Banff’s neighbouring town of Canmore has previously hosted the winter olympics, and now hosts many retired olympians whose recreational habits are nothing short of savage, and the general trail running populace of both Banff and Canmore are a wildly talented bunch with a vivacious appetite for big vert and huge challenges. Having a selection of 2,000m + peaks around will do that for you!
I had two very happy years running in Canada, and then poof. Visa expired. Flights booked. Bye mountains.
I found myself home in March 2020, and got locked down with family in the north. I missed the mountains and I felt like I was rapidly loosing my incline endurance without big sustained climbs on my doorstep. As soon as things loosened up, I packed a tent and set off down the M5 in my Micra to come back to the west country for a visit. I didn’t end up going back to see my family for another 8 months!

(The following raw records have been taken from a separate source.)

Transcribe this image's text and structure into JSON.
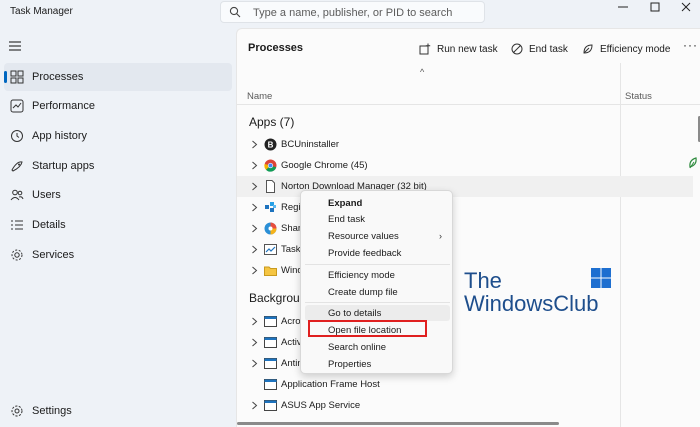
{
  "window": {
    "title": "Task Manager",
    "minimize_icon": "minimize-icon",
    "maximize_icon": "maximize-icon",
    "close_icon": "close-icon"
  },
  "search": {
    "placeholder": "Type a name, publisher, or PID to search",
    "value": ""
  },
  "sidebar": {
    "items": [
      {
        "label": "Processes",
        "icon": "processes-icon",
        "active": true
      },
      {
        "label": "Performance",
        "icon": "performance-icon"
      },
      {
        "label": "App history",
        "icon": "app-history-icon"
      },
      {
        "label": "Startup apps",
        "icon": "startup-apps-icon"
      },
      {
        "label": "Users",
        "icon": "users-icon"
      },
      {
        "label": "Details",
        "icon": "details-icon"
      },
      {
        "label": "Services",
        "icon": "services-icon"
      }
    ],
    "settings_label": "Settings"
  },
  "main": {
    "title": "Processes",
    "toolbar": {
      "run_new_task": "Run new task",
      "end_task": "End task",
      "efficiency_mode": "Efficiency mode",
      "more": "···"
    },
    "columns": {
      "name": "Name",
      "status": "Status"
    },
    "apps_section": "Apps (7)",
    "apps": [
      {
        "name": "BCUninstaller",
        "icon": "bcuninstaller-icon"
      },
      {
        "name": "Google Chrome (45)",
        "icon": "chrome-icon"
      },
      {
        "name": "Norton Download Manager (32 bit)",
        "icon": "file-icon"
      },
      {
        "name": "Regis",
        "icon": "registry-icon"
      },
      {
        "name": "Share",
        "icon": "sharex-icon"
      },
      {
        "name": "Task M",
        "icon": "task-manager-icon"
      },
      {
        "name": "Wind",
        "icon": "folder-icon"
      }
    ],
    "background_section": "Backgrou",
    "background": [
      {
        "name": "Acrol",
        "icon": "window-icon"
      },
      {
        "name": "Activ",
        "icon": "window-icon"
      },
      {
        "name": "Antim",
        "icon": "window-icon"
      },
      {
        "name": "Application Frame Host",
        "icon": "window-icon"
      },
      {
        "name": "ASUS App Service",
        "icon": "window-icon"
      }
    ]
  },
  "context_menu": {
    "items": [
      {
        "label": "Expand",
        "bold": true
      },
      {
        "label": "End task"
      },
      {
        "label": "Resource values",
        "submenu": true
      },
      {
        "label": "Provide feedback"
      },
      {
        "label": "Efficiency mode"
      },
      {
        "label": "Create dump file"
      },
      {
        "label": "Go to details",
        "hover": true
      },
      {
        "label": "Open file location",
        "highlighted": true
      },
      {
        "label": "Search online"
      },
      {
        "label": "Properties"
      }
    ]
  },
  "watermark": {
    "line1": "The",
    "line2": "WindowsClub"
  },
  "colors": {
    "accent": "#0067c0",
    "highlight_box": "#e02020",
    "watermark": "#1e4e8c"
  }
}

I’d lived in Plymouth and played on Dartmoor for years before going to Canada, but really I’d barely touched Cornwall. 2020 and 2021 I dedicated to covering the coast path of Cornwall, and I was more than pleasantly surprised at how much vert you can generate - I matched and surpassed a lot of my Rockies vert week to week - in Canada the valley bottoms are pretty flat so easy runs are real, well, easy. Here in Cornwall everything rolls and undulates whether you’re on road or trail - it’s unavoidable, and it’s brilliant for building strong resilient legs.
I recently went back to Canada to activate my permanent residency visa, a visa I’ve waited for 2.5 years for, donned my Ponnek gear and went for a spin on my old trails. I’m coming off an injury, and I’ve spent the last 2 years at sea level, but the cliffs of Cornwall saw me returning to the mountains way stronger than the last time I arrived. I’d managed to bag a first place finish in the Brecon Beacons in October, but really couldn’t fathom how well the cliffs and coast path had set me up for going back to big peaks and running at altitude.
May is a pretty weird time weather wise in the Rockies, the alpine (around the 3000m mark), and treeline are hot beds for avalanche activity as the warm day time sun thaws the mountain tops, and some of the best trails around are in avalanche paths, but there was a handful of climbs still good to go. Namely Sulphur Mountain, you can get a gondola to the top to rise 2,400m above sea level, or you can do as trail runners do and mission up amongst the hikers (have you even been running if a random old guy/lady absolutely crushing it with some hiking poles and a big pack hasn’t told you you’re looking really strong?!). I picked the Trail Tee and short shorts for this and it was the perfect combo, though I did posthole up to my waist stepping off trail on the way down…
The Duster was in my pack at all times, the climbs up can be sweaty work, even in the snow, but spending any time on a peak is pretty cold and whizzing downhill it’s easy to generate a chill, The Duster snood was great for those climate adjustments on the fly (they’re also great for mountain days when it’s plenty below, I used to train at -20, and pulling a snood over your mouth helps warm the air before you inhale and avoid athlete’s asthma).
The nice thing about leaving Canada this time wasn’t only that I know I can come back, but that I was returning to all of the challenge and beauty of Cornwall this summer, continuing to get strong for my next trip. I think UK ultra and trail running can get a touch dominated by the Lakes and Welsh trail scenes, but we’re sitting on some gems down in the West Country. Nicky Spinks coming down for the Arc I hope is part of a change where folks up country begin to realise how nails our coast is, and how awesome our community is too, it’s rad seeing Ponnek tying that community together more already having only just launched in early May.
I’m looking forward to continuing to heal from IT band hell and get back in my Racers Vest in the warm weather and onto some of my favourite climbs - no amount of mountain training will take the sting fully out of sections like Crackington Haven to Tintagel, Bude to Heartland Quay or Portwrinkle to Downderry!
See you out there!